Dataset rows describing interfaces
::::
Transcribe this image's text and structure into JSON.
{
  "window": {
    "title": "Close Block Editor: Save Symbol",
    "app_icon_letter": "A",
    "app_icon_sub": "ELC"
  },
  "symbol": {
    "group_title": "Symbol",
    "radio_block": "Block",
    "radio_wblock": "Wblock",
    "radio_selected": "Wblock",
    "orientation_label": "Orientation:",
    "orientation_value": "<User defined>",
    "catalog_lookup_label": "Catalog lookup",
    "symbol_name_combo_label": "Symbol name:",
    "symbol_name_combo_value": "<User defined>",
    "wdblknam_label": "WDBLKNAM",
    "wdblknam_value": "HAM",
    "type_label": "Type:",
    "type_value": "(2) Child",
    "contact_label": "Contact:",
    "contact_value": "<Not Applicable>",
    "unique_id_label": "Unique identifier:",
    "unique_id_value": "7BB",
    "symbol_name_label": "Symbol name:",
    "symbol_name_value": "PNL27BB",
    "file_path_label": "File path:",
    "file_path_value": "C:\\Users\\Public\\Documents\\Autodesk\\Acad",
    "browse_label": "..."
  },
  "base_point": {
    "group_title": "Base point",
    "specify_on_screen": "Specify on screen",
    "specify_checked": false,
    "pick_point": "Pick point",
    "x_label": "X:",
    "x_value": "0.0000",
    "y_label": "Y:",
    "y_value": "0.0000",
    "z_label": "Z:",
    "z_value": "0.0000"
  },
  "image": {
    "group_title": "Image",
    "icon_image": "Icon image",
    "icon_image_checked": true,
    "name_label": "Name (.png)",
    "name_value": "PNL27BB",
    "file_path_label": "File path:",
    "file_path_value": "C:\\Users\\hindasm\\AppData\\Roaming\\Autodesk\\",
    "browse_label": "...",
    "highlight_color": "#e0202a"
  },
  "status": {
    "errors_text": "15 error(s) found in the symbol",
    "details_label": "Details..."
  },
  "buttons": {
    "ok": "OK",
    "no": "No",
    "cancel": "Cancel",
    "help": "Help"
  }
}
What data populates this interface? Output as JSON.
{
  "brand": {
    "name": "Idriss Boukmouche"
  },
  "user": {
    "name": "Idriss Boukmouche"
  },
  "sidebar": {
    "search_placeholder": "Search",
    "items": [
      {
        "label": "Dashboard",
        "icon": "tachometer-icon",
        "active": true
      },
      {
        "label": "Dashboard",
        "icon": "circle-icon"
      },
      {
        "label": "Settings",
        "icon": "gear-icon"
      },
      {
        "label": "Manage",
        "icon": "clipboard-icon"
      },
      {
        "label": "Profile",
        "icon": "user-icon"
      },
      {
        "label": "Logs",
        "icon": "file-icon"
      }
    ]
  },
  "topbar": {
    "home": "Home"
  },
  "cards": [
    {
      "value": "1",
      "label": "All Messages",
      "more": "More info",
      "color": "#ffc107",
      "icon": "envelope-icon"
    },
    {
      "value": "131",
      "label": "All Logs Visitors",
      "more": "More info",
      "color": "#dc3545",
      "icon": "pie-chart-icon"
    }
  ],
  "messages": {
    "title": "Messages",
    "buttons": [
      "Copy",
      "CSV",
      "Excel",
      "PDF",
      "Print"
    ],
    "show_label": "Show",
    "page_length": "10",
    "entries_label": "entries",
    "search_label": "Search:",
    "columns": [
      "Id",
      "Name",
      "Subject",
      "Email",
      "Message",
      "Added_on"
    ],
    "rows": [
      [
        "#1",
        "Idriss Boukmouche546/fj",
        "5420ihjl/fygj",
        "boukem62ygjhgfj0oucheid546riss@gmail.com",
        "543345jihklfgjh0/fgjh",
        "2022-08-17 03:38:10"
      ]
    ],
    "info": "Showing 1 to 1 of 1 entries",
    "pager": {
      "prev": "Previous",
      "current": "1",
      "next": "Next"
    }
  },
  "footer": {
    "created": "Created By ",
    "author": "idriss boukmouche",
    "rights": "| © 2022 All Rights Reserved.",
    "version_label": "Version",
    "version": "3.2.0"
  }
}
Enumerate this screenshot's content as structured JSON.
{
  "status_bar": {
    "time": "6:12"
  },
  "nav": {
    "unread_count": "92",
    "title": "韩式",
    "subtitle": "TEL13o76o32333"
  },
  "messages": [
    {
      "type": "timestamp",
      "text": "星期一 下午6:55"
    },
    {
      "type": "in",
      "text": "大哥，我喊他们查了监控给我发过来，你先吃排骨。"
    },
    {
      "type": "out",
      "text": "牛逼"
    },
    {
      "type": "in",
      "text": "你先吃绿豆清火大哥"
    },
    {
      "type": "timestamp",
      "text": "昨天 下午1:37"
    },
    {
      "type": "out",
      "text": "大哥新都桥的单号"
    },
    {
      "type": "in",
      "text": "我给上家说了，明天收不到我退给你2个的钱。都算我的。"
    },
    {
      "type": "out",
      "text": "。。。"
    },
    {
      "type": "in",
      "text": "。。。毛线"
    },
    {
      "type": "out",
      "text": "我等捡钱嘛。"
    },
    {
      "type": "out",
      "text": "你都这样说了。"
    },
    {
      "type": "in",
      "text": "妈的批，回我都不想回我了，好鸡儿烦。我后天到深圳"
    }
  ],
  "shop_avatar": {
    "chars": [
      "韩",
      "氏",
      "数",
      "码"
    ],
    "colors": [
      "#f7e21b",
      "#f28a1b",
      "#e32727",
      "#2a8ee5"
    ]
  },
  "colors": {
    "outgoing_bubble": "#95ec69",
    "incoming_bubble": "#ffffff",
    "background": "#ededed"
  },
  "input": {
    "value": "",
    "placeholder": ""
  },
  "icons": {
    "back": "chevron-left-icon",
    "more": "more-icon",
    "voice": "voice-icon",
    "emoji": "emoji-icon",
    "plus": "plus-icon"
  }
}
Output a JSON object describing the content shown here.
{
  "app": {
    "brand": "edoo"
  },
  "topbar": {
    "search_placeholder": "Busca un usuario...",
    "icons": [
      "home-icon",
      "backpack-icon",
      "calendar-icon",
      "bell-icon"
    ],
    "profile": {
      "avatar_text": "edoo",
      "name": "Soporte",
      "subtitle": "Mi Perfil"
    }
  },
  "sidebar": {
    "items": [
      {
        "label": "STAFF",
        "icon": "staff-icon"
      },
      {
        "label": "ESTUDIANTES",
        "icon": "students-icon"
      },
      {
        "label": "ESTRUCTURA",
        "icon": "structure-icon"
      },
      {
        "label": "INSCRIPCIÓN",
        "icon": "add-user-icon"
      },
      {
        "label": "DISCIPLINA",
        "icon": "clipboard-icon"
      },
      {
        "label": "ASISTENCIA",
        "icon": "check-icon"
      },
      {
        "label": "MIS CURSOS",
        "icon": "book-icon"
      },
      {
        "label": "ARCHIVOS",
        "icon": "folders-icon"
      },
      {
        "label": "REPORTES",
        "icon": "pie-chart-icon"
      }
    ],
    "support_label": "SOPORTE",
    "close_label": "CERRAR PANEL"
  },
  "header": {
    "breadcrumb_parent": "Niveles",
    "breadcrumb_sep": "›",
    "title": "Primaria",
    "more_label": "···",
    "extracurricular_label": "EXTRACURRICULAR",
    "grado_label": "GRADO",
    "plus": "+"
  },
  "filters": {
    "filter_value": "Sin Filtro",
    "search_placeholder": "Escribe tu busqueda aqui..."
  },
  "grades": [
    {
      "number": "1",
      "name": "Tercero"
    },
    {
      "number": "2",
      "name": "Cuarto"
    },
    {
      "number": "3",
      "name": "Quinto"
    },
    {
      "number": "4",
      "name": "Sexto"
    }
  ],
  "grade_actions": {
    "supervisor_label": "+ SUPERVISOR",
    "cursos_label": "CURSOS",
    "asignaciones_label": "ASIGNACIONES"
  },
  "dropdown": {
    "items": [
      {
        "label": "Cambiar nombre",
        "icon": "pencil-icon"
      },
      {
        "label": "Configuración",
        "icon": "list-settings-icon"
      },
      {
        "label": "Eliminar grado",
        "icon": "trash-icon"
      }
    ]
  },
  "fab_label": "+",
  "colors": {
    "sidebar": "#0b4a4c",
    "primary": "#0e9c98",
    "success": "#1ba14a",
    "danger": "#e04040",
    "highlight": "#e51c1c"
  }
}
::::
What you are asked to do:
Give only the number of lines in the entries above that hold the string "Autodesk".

Your response:
2